Today French President Emmanuel Macron addressed a Joint Session of The United States Congress and delivered a fiery and rousing speech on liberty, France’s long and “special relationship” with the United States, and the “common struggle of dignity and respect.” Here is a link to the full speech via CSPAN.
The story of France and the USA is the story of an endless dialogue, the story of a very special relationship. pic.twitter.com/3YepcX4HW0
— Emmanuel Macron (@EmmanuelMacron) April 25, 2018
Macron played to both sides of the aisle referencing famous quotes from former American presidents like Ronald Reagan’s “Freedom is never more than one generation away from extinction” and Franklin D. Roosevelt’s “we have nothing to fear but fear itself.” The speech was well-crafted, it understood its audience and was delivered almost flawlessly.
Surprisingly the loudest applause came when Macron emphasized “science” while listing America and France’s common tools to fight the world’s woes. “I believe that against ignorance we have education; against inequality, development; against cynicism, trust and good faith; against fanaticism, culture; against disease and epidemic, medicine; against the threats on the planet, science.”
Such optics will ruffle partisan feathers because American conservatives are no closer to buying into climate alarmism as they were under President Obama. They will, understandably, balk at the very mention of a global agreement centered around climate change regulations. In fact, it’s the quickest way to get conservatives to tune out
Despite the “science” bit, Macron’s only other flat note came after his most powerful one when he said “Iran will never possess a nuclear weapon. Nev. Er.” Congress answered with thunderous applause but that quickly faded when Macron said this goal could not be achieved through war. That is a mixed message to Iran at the expense of political optics and Macron knows all too well that Iran is determined to use war to expand in the Middle East.

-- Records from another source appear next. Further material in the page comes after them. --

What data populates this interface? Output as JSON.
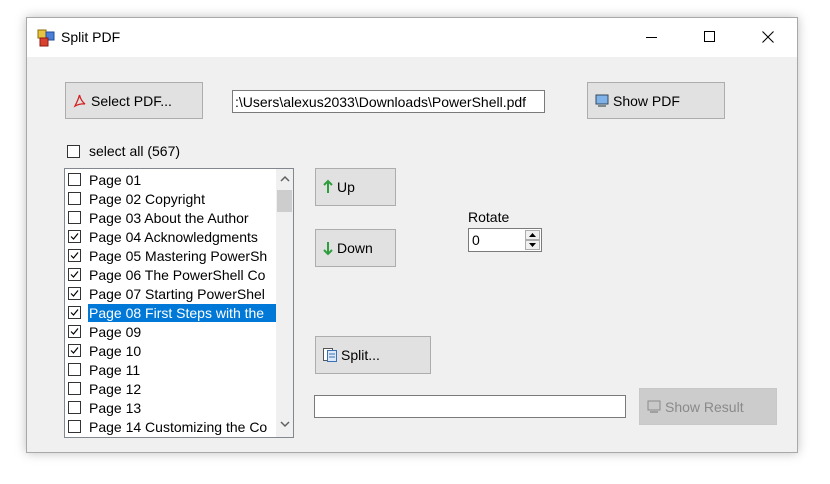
{
  "window": {
    "title": "Split PDF"
  },
  "toolbar": {
    "select_pdf_label": "Select PDF...",
    "file_path": ":\\Users\\alexus2033\\Downloads\\PowerShell.pdf",
    "show_pdf_label": "Show PDF"
  },
  "select_all": {
    "label": "select all (567)",
    "checked": false
  },
  "pages": [
    {
      "label": "Page 01",
      "checked": false,
      "selected": false
    },
    {
      "label": "Page 02 Copyright",
      "checked": false,
      "selected": false
    },
    {
      "label": "Page 03 About the Author",
      "checked": false,
      "selected": false
    },
    {
      "label": "Page 04 Acknowledgments",
      "checked": true,
      "selected": false
    },
    {
      "label": "Page 05 Mastering PowerSh",
      "checked": true,
      "selected": false
    },
    {
      "label": "Page 06 The PowerShell Co",
      "checked": true,
      "selected": false
    },
    {
      "label": "Page 07 Starting PowerShel",
      "checked": true,
      "selected": false
    },
    {
      "label": "Page 08 First Steps with the",
      "checked": true,
      "selected": true
    },
    {
      "label": "Page 09",
      "checked": true,
      "selected": false
    },
    {
      "label": "Page 10",
      "checked": true,
      "selected": false
    },
    {
      "label": "Page 11",
      "checked": false,
      "selected": false
    },
    {
      "label": "Page 12",
      "checked": false,
      "selected": false
    },
    {
      "label": "Page 13",
      "checked": false,
      "selected": false
    },
    {
      "label": "Page 14 Customizing the Co",
      "checked": false,
      "selected": false
    }
  ],
  "actions": {
    "up_label": "Up",
    "down_label": "Down",
    "rotate_label": "Rotate",
    "rotate_value": "0",
    "split_label": "Split...",
    "result_value": "",
    "show_result_label": "Show Result"
  },
  "colors": {
    "selection": "#0078d7",
    "arrow_green": "#2e9e3e",
    "pdf_red": "#d42020"
  }
}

There is no doubt that the regime in Tehran was watching the speech in Washington D.C. and will be furious over what Macron said about renegotiating the Joint Comprehensive Plan of Action, or Iran Deal. This lines up with the moderate American view on the Iran deal that is so well laid out by Eli Lake. Essentially, stay in the deal, stay in the region and let time and circumstances allow the theocratic regime in Tehran to construct its own demise.
Not the sexiest of plans but this is geopolitics, not regular politics.
America and France are indelibly linked through history and culture and these bonds are not easily broken, but the two countries often clash over identity politics. The two countries are not forging a new partnership but rather polishing one that is very old and successful to tackle new problems. The key to successfully building a competent strategy on Iran and in new places like Sahel, or West Africa, will require barring domestic identity politics from playing a role in crafting strategy and policy.
Right now the American left is swooning over Macron, but many of them do not realize France has asked the United States to sustain another part of their aging colonial realm of influence like they did in Vietnam in the 1960’s. Surely, framing the facts on the ground in such a way will place a strain on the new love affair once the butterflies dissipate.